Sprouts and Sprouting

Sprouts are superfoods. They can contain almost thirty times more vital nutrients than the most nutritious raw organic vegetables. When seeds and nuts are sprouted they provide increased amounts of antioxidants, enzymes, fiber, minerals, oxygen, protein, vitamins and all the other cofactors necessary for them to become healthy, vigorous plants. This means sprouts provide everything your body needs to build and maintain optimal health, repair damaged tissues and create a strong, healthy immune system.

Sprouts can contain up to one hundred times more enzymes than raw fruits and vegetables. Enzymes help your body digest and absorb more nutrients from your foods. Sprouting increases the nutritional quality and content of beans, grains, nuts, peas and seeds. Not only does sprouting dramatically increase protein, vitamin and mineral content but it also makes them more bioavailable and easier for your body to digest and absorb.

Sprouts are the ultimate survival food. Nothing provides more complete nutrition. And, seeds can be stored indefinitely, especially if vacuum packed. Sprouts are the most convenient, least expensive and easiest foods to grow in your own kitchen during any weather conditions, any time of the year.


Use cheese cloth, a plastic straining lid or a stainless steel straining lid to cover a large-mouth, glass quart jar. I like plastic screen lids. They are inexpensive, easily cleaned and available in most health food stores.

Place the recommended amount of seeds (See Below) in your jar.

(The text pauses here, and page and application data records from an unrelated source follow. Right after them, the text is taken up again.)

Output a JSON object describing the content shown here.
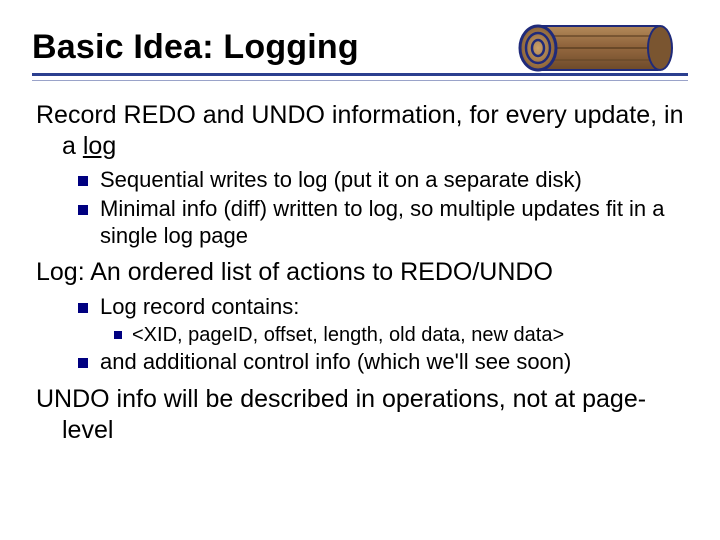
{
  "title": "Basic Idea: Logging",
  "log_icon_label": "log-icon",
  "body": {
    "p1a": "Record REDO and UNDO information, for every update, in a ",
    "p1b": "log",
    "b1": "Sequential writes to log (put it on a separate disk)",
    "b2": "Minimal info (diff) written to log, so multiple updates fit in a single log page",
    "p2": "Log: An ordered list of actions to REDO/UNDO",
    "b3": "Log record contains:",
    "b3a": "<XID, pageID, offset, length, old data, new data>",
    "b4": "and additional control info (which we'll see soon)",
    "p3": "UNDO info will be described in operations, not at page-level"
  }
}
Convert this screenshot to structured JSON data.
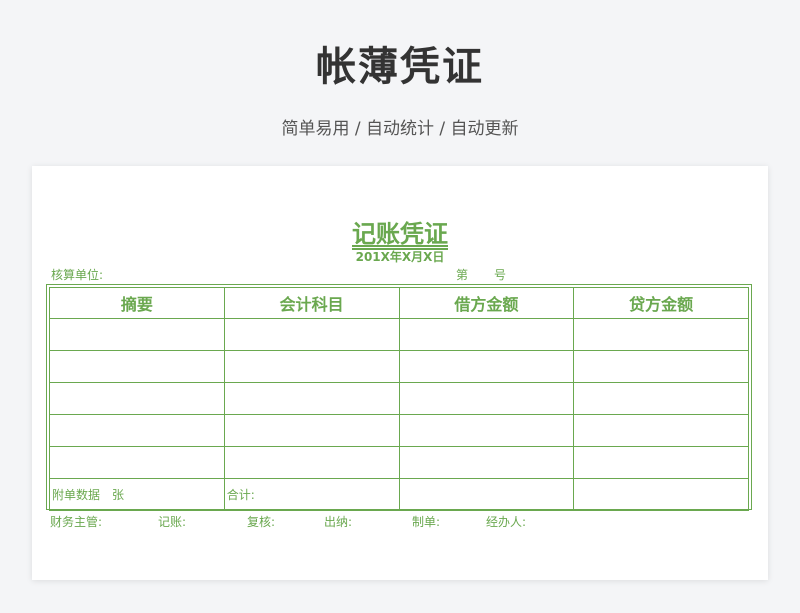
{
  "header": {
    "title": "帐薄凭证",
    "subtitle": "简单易用 / 自动统计 / 自动更新"
  },
  "voucher": {
    "title": "记账凭证",
    "date": "201X年X月X日",
    "unit_label": "核算单位:",
    "number_prefix": "第",
    "number_suffix": "号",
    "columns": [
      "摘要",
      "会计科目",
      "借方金额",
      "贷方金额"
    ],
    "footer": {
      "attachments": "附单数据　张",
      "total": "合计:"
    },
    "signatures": {
      "supervisor": "财务主管:",
      "bookkeeper": "记账:",
      "reviewer": "复核:",
      "cashier": "出纳:",
      "preparer": "制单:",
      "handler": "经办人:"
    }
  },
  "colors": {
    "accent": "#6aa84f",
    "background": "#f4f5f7",
    "title": "#333333"
  }
}
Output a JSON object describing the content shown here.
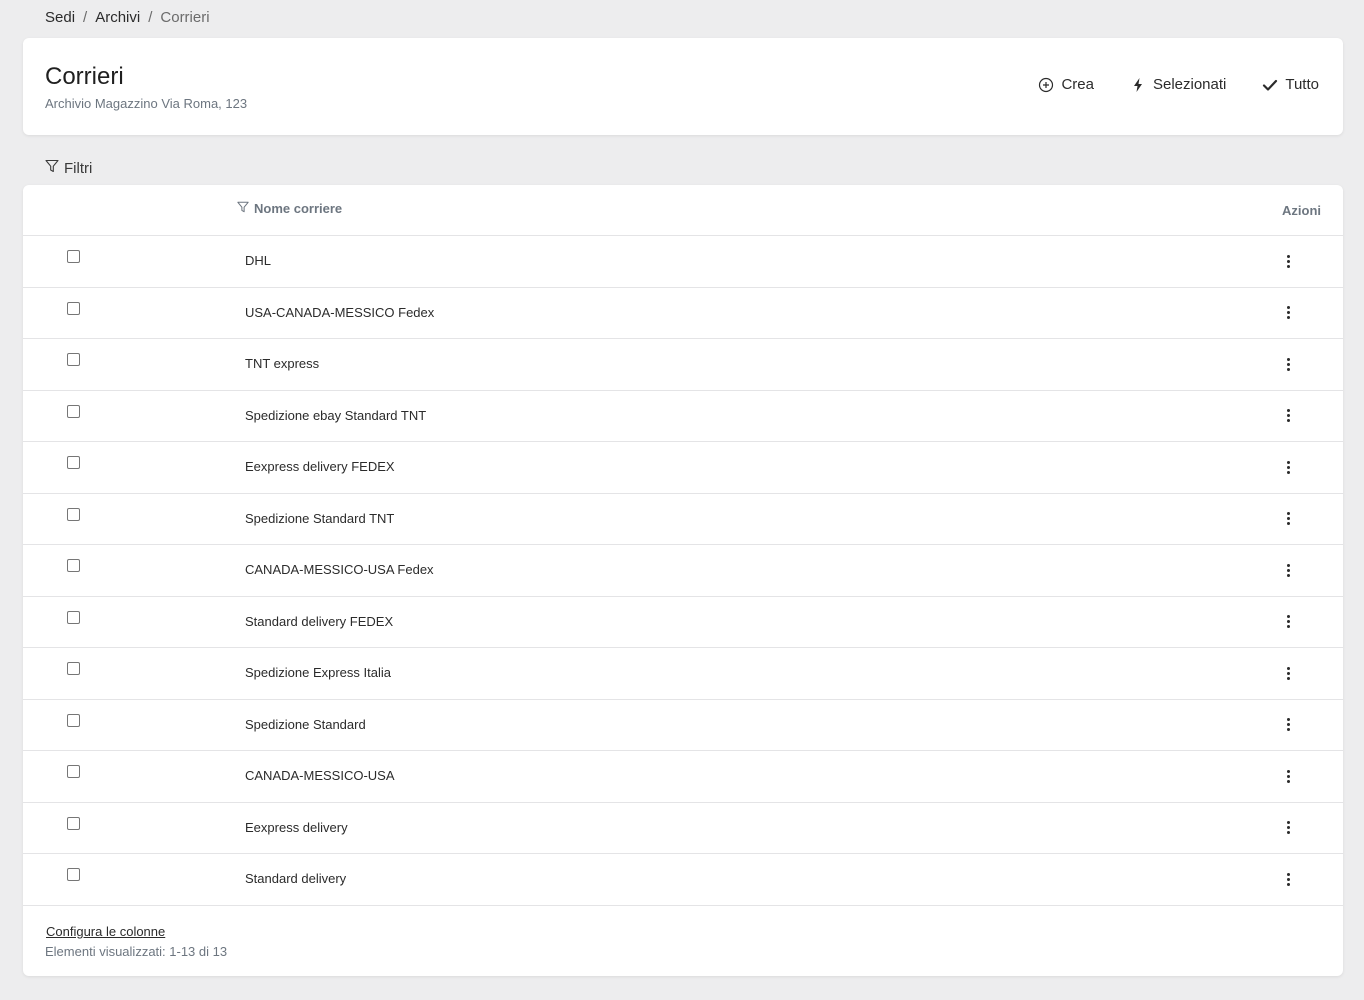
{
  "breadcrumb": {
    "items": [
      "Sedi",
      "Archivi",
      "Corrieri"
    ],
    "separator": "/"
  },
  "header": {
    "title": "Corrieri",
    "subtitle": "Archivio Magazzino Via Roma, 123"
  },
  "actions": {
    "create_label": "Crea",
    "selected_label": "Selezionati",
    "all_label": "Tutto"
  },
  "filters": {
    "label": "Filtri"
  },
  "table": {
    "columns": {
      "name": "Nome corriere",
      "actions": "Azioni"
    },
    "rows": [
      {
        "name": "DHL"
      },
      {
        "name": "USA-CANADA-MESSICO Fedex"
      },
      {
        "name": "TNT express"
      },
      {
        "name": "Spedizione ebay Standard TNT"
      },
      {
        "name": "Eexpress delivery FEDEX"
      },
      {
        "name": "Spedizione Standard TNT"
      },
      {
        "name": "CANADA-MESSICO-USA Fedex"
      },
      {
        "name": "Standard delivery FEDEX"
      },
      {
        "name": "Spedizione Express Italia"
      },
      {
        "name": "Spedizione Standard"
      },
      {
        "name": "CANADA-MESSICO-USA"
      },
      {
        "name": "Eexpress delivery"
      },
      {
        "name": "Standard delivery"
      }
    ]
  },
  "footer": {
    "configure_columns": "Configura le colonne",
    "count_text": "Elementi visualizzati: 1-13 di 13"
  },
  "icons": {
    "create": "plus-circle-icon",
    "selected": "bolt-icon",
    "all": "check-icon",
    "filter": "filter-icon",
    "row_actions": "kebab-menu-icon"
  }
}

Add enough pure water (See Handout) to completely cover your seeds plus another 1 to 3 inches.

Prop your jar of seeds and water at an angle in a bowl or strainer in a warm, dark place like your cupboard. This prevents your seeds from “drowning.” Pour off and discard the soak water and rinse your seeds for the recommended number of times each day (See Below). After the recommended number of days (See Below) your sprouts should be ready to use in salads, other meals or just as snacks.

Often, before using my sprouts, I like to place them in a window with plenty of sunlight for several hours to encourage them to become greener from photosynthesis. Keep any leftovers refrigerated.

The best sources for organic, Non-GMO, sprouting seeds are health food stores or online.

Guide to Sprouting Many Common Seeds
Seed Amount Soak Time (Hrs) Daily Rinses Growing Time (Days)
Alfalfa 3 T 4 - 6 4 3 - 5
Amaranth 3 T 4 - 6 3 2 - 3
Beans, Most 1 Cup 8 - 10 3 3 - 5
Buckwheat 1 Cup 4 - 6 2 3
Cabbage 1 T 4 - 6 2 3 - 5
Clover 1 T 4 - 6 2 4 - 5
Corn 1 Cup 8 - 10 3 3
Flax 1 T 5 -7 5 4
Garbanzo Beans 1 Cup 10 - 12 3 3
Green Peas 1 Cup 10 - 12 3 2 - 3
Lentils 1 Cup 6 - 8 3 3 - 4
Millet 1 Cup 6 - 8 3 2
Radish 1 T 4 - 6 2 3 - 5
Rye 1 Cup 8 - 10 4 3 - 4
Pumpkin 1 Cup 6 - 8 3 1 - 2
Quinoa 1 Cup 4 - 6 4 2 - 3
Sunflower 1 Cup 6 - 8 2 1 - 2
Wheat 1 Cup 10 - 12 4 2 - 3

Nuts will generally not sprout like seeds. They are best soaked in pure water for 8 to 12 hours, depending upon the hardness of the nut. This destroys the enzyme inhibitors found in all seeds and nuts to prevent their sprouting before they have optimal temperature and water. Nuts are much easier to digest after elimination of these enzyme inhibitors.

After soaking, discarding the soak water and several rinses the next day, place the sprouted nuts on drying trays in a food dehydrator to make them crunchy again. Drying can also be done by spreading them on cookie sheets and using the lowest temperature available in your oven. Taste test to desired dryness. Any nut prepared this way is much easier to digest and more nutritious.